by Mario Rizzo There seems to be broad agreement among economists that the current recovery from the recession will be characterized by a slowly falling unemployment rate. This makes a good deal of sense since the problem that created the recession was a misdirection of resources into a number of sectors including housing construction and … Continue reading The Fed’s Coming Indiscretion?
by Jerry O'Driscoll On the Opinion page of yesterday's Wall Street Journal, George Melloan spells out how government stimulus is stifling lending, crowding out private investment and impeding economic recovery.
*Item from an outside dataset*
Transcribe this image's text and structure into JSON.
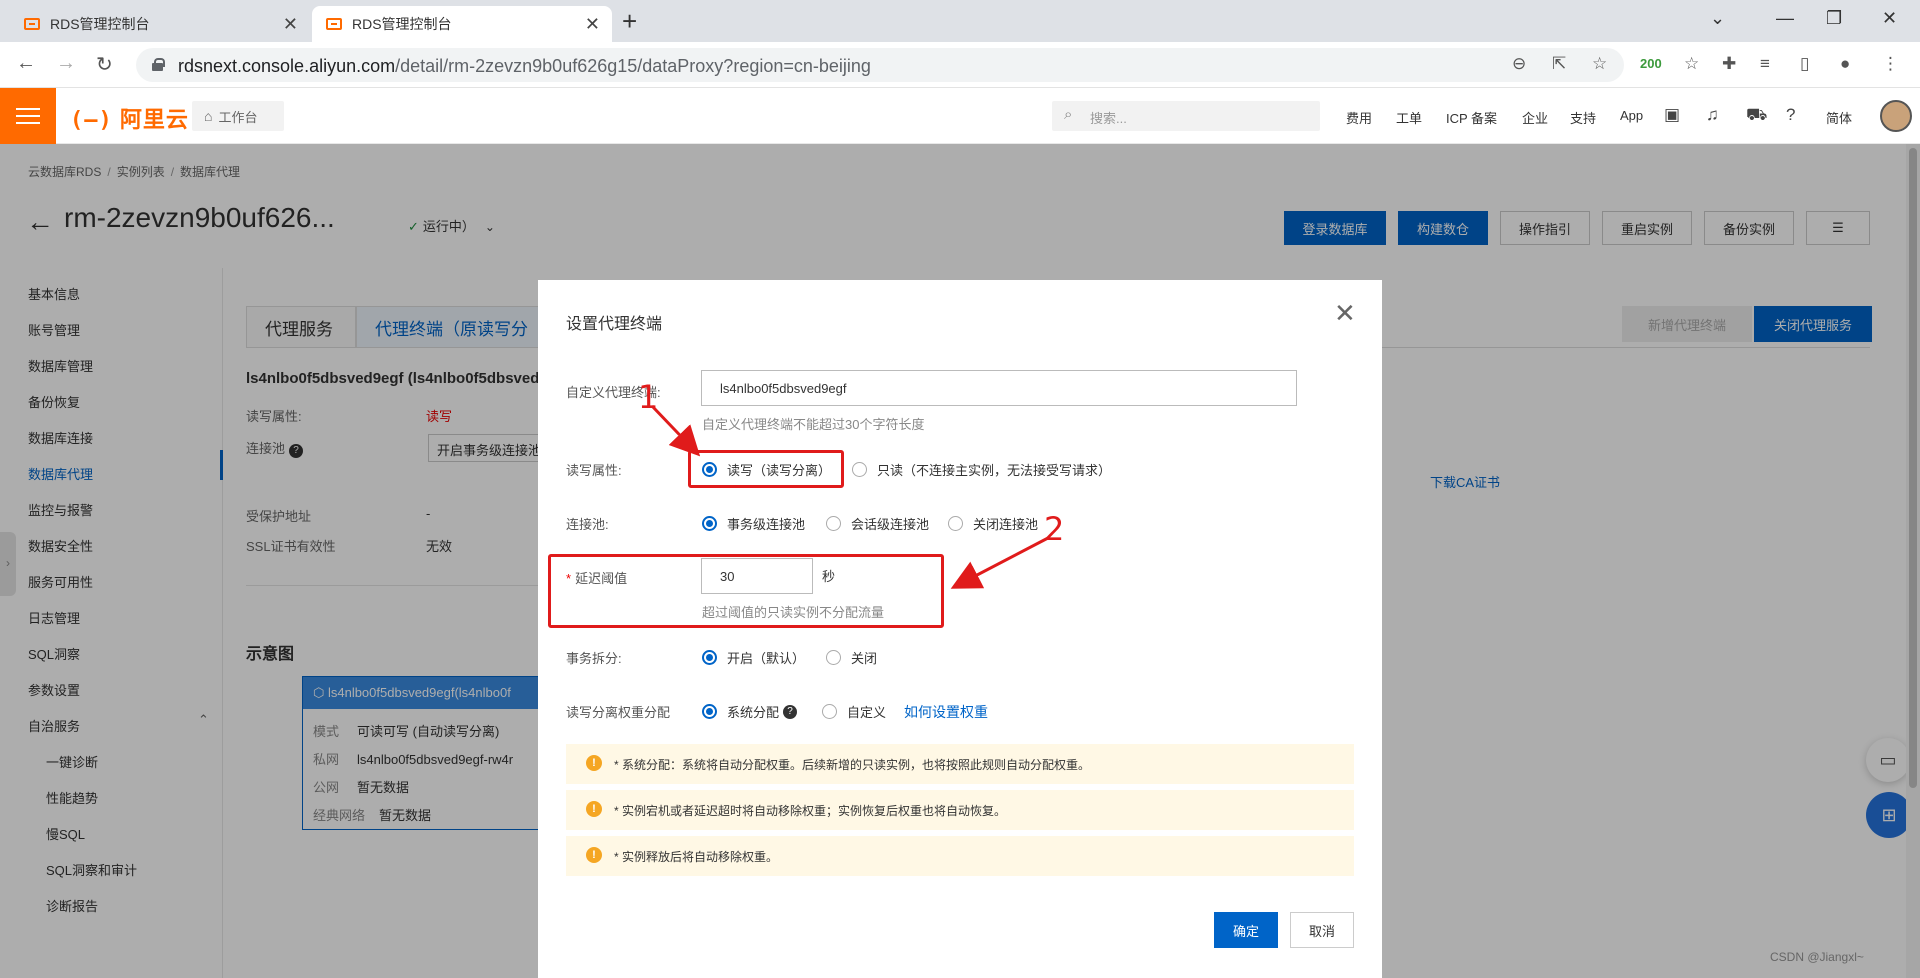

He writes that "the credit market has been tilted to favor a single borrower with a huge appetite for money, Washington." It has done so in … Continue reading Seizing the Commanding Heights
by Mario Rizzo I have not posted in a while since I have been on vacation. During that time an interesting dispute has arisen among friends Tyler Cowen, David Henderson, Arnold Kling, Peter Boettke, Bob Murphy, Steve Horwitz and others over whether Ben Bernanke was right to bail out specific banks. (Some of this has … Continue reading Avoiding Deflation Without Bailouts
by Mario Rizzo Today's Wall Street Journal has an opinion piece by Fed Chairman Ben Bernanke. He assures us that the Fed has the tools and the willingness to restrain inflation when that is appropriate (not now). He recognizes it is all about timing. But everything is under control: "Overall, the Federal Reserve has many … Continue reading Ben Bernanke: Ipse Dixit
by Mario Rizzo It is well-known that John Maynard Keynes favored permanently low interest rates in order to foster adequate and stable investment demand. Let us first focus on stability and then we'll see a connection to adequacy. What happens when counter-cyclical policy (aka Lerner’s “functional finance”) is practiced? The Wall Street Journal ran an excellent small … Continue reading Monetary Policy At War With Itself
by Jerry O’Driscoll Since September, 2008 the Fed has been engaged in policy of unprecedented monetary expansion. Arthur Laffer provides the numbers in The Wall Street Journal for June 11, 2009. "The percentage increase in the monetary base is the largest increase in the past 50 years by a factor of 10." The stock market … Continue reading The Next Bubble
by Mario Rizzo Some business forecasters with a not-too-bad record are predicting that the recession will be over by the end of the year. (NBER dates the beginning to December 2007.) Of course, the recovery in terms of real output from the Great Depression began in the 3Q of 1933 and that did not preclude … Continue reading What Ended The Great Recession?
by Sandy Ikeda MSNBC reports that "Evidence mounts that recession may be ending". At the same time, in the Wall Street Journal: [T]he central bank has been buying mortgage-backed securities and Treasurys. Through programs announced since last fall, it has bought more than $460 billion of mortgage-backed securities and more than $125 billion of Treasury … Continue reading OK, it’s “later” now
by Mario Rizzo Reality is more complex than our models. Free-market forces are asserting themselves but the Fed is also intervening and trying to affect those forces. Real-world data is the result of both factors. The Commerce Department has issued some new data showing that house sales are rebounding (but still off their … Continue reading The Fed Against Equilibration
by Mario Rizzo In an effort to prevent deflation, the Fed has now decided to do more quantitative easing, that is, to buy with newly created high-powered money various assets aside from short-term Treasury securities. Over the next six months it will buy up to $300 billion in long-term Treasury bonds. It will … Continue reading Reflating the Housing Bubble?